Adam Gunn, with permission
As Women’s History Month draws to a close, the town celebrates one of its most accomplished residents. Margaret “Dolly” Carini, a ninety-eight-year-old veteran who served as a nurse in World War II, sat down for an interview.
Carini grew up in Massachusetts with two sisters, both older and uninterested in service. She did not want to be a star and liked being humble and quiet.
When she was just twenty, Carini decided to enlist in the Navy, saying how “…I wanted to help my country and learn in the medical field.” Before she was permitted to do that, however, she needed her dad’s signature. He delayed signing for two weeks, to make sure she truly wanted this, but she said she never second guessed or hesitated on her decision. She went on to serve from 1944-1946 in the Navy.
After enlisting Carini went to New York, where she learned how to administer medical injections to soldiers and used a typewriter to transcribe medical records, sometimes working up to thirteen-hour shifts. With early morning wake-up calls and regimented exercise before breakfast, where men and women would pull together tables to eat, the military life was certainly scheduled. Carini credits her need for order today as part instinctive nature, part leftover from the military. She said she did not have expectations of the military going in, and quickly found it expected an attitude of “keep your head down and in line” obedience. However, it was not all taxing work and strict protocol. Carini lived in small barracks with three other girls for two years, and fondly recalls how they would all prank and tease one another. In one instance she was “short sheeted”, with her bed sheets folded and tucked in a way that left her unable to lie down in.
Another one of the more vivid memories from service is her time marching. The scariest moment was being told to step over people who faint and to keep marching on. When such an instance did occur, there were personnel on hand to help, but the fact it went against all her medical training left its mark.
When the time did come to depart from the military, Carini looked for clerical and typing work, eventually moving back home, and landing a job recordkeeping at a shoe factory office. Initially she kept in touch with her old roommates and friends from service through phone calls and letters, but as everyone settled down to raise families, they gradually lost touch.
For much of her adult life, she was told she was not a veteran until Mr. Gunn, of the Abington Department of Veterans’ Services, met her. She faced years of belittlement from other veterans, claiming she was not a “real” veteran.
For Carini, she fell in love and married her husband- growing a family with four kids, eight grandkids, and eight great-grandkids. She and her husband were married until his passing, and she recalls her favorite memory of their time together as being their wedding day. Once their kids were old enough for a babysitter, she and her husband would go out dancing. Carini says the secret to forty-eight years of marriage is “…praying, living a good life, helping people, and being myself.”

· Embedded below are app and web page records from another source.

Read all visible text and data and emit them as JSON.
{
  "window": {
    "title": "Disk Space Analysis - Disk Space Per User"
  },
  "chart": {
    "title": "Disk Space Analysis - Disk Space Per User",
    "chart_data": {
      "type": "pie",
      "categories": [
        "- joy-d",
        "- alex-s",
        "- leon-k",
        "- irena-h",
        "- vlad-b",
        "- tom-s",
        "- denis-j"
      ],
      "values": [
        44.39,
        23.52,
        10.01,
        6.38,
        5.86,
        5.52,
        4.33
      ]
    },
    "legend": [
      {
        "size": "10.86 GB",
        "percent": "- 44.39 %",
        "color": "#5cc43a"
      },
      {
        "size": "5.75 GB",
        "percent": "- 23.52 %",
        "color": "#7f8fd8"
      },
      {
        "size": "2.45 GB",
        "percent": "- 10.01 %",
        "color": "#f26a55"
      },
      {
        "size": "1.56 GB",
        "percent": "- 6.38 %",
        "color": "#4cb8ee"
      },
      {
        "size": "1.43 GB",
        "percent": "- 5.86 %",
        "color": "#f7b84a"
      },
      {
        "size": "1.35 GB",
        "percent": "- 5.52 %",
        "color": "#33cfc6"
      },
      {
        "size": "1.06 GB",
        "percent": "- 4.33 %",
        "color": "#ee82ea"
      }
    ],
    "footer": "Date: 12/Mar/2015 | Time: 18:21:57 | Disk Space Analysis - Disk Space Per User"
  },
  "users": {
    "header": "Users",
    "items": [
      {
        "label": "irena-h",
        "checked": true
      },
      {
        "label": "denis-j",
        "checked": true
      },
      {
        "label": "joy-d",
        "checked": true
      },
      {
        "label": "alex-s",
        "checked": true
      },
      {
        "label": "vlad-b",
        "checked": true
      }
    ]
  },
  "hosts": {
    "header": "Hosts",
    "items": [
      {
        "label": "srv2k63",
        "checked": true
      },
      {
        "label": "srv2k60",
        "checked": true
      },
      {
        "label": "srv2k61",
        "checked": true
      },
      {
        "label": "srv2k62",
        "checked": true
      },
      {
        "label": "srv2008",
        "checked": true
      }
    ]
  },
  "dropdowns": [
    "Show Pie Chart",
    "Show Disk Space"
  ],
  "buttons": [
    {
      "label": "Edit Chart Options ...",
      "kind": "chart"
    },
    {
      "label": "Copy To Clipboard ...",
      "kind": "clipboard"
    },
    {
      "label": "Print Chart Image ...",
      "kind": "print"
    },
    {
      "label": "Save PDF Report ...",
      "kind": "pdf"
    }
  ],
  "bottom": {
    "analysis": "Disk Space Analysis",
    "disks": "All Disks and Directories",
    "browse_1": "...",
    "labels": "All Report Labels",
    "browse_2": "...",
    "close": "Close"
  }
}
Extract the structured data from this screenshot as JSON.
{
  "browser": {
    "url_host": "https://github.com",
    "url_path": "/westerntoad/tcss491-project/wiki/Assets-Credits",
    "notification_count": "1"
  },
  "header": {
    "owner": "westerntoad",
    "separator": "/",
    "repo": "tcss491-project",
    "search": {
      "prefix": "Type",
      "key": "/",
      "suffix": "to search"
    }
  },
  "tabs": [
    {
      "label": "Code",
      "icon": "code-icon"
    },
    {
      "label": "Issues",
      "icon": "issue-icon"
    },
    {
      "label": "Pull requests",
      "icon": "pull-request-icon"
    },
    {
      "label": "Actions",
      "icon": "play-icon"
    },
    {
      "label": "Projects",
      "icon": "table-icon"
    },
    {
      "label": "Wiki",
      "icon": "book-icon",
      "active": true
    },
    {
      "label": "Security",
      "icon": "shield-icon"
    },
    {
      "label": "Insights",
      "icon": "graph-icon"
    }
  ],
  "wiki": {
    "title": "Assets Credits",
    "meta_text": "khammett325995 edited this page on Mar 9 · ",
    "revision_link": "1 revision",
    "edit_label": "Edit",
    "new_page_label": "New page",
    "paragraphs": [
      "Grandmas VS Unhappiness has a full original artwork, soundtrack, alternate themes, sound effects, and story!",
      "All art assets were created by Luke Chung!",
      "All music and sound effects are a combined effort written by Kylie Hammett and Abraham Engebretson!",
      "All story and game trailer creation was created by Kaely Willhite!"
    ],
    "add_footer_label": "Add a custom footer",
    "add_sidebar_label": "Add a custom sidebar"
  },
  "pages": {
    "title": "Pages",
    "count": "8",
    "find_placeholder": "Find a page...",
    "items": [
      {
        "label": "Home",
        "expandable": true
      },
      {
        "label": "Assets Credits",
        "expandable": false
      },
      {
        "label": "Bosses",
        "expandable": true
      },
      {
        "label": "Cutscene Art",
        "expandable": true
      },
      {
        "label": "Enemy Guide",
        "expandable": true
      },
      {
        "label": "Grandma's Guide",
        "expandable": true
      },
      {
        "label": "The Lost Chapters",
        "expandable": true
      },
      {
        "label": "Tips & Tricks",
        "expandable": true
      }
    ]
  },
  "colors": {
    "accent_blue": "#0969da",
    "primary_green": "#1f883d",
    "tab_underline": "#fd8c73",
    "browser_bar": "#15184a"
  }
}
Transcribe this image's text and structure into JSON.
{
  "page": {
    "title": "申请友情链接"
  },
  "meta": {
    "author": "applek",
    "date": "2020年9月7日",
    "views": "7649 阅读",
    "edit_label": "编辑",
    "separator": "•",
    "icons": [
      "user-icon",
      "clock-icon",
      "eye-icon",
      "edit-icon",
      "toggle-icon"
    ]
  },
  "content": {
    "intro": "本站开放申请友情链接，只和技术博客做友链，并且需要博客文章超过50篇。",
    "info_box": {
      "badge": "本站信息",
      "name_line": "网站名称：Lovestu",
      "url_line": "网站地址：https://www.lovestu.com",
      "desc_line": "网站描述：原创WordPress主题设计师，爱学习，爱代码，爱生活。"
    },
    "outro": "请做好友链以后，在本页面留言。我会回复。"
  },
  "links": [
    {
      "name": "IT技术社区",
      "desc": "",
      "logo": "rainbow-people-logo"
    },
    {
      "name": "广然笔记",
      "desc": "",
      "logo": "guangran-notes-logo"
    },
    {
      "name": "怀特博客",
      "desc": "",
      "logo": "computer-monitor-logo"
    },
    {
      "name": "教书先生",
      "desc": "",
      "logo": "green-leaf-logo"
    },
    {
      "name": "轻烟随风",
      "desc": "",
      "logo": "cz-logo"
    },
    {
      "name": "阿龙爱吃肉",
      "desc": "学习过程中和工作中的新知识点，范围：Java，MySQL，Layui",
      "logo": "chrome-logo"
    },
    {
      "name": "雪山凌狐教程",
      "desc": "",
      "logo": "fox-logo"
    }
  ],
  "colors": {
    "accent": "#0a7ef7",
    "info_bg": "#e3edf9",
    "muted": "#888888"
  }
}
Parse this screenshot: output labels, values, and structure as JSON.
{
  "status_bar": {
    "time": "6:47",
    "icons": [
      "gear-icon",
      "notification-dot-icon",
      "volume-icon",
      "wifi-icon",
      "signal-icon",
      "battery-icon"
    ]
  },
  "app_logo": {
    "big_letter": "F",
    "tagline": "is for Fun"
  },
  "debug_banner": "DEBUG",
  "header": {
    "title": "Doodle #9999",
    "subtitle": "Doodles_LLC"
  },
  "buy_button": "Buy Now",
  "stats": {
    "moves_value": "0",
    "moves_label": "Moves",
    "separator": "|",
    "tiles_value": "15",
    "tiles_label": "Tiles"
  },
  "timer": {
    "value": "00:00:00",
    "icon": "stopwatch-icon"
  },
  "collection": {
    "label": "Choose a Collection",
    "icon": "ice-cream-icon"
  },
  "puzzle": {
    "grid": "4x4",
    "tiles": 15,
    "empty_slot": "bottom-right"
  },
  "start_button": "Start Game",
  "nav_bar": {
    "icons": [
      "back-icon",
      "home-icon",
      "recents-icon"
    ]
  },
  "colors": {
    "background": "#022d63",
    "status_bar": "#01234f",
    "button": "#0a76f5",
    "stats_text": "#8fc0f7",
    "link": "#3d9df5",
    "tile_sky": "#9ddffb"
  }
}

Nowadays, according to Carini, she tries to make people smile and laugh. Her advice to her twenty-year-old self is a reminder that “prayer is powerful,” and credits being kind and loving as what helped her get to where she is today.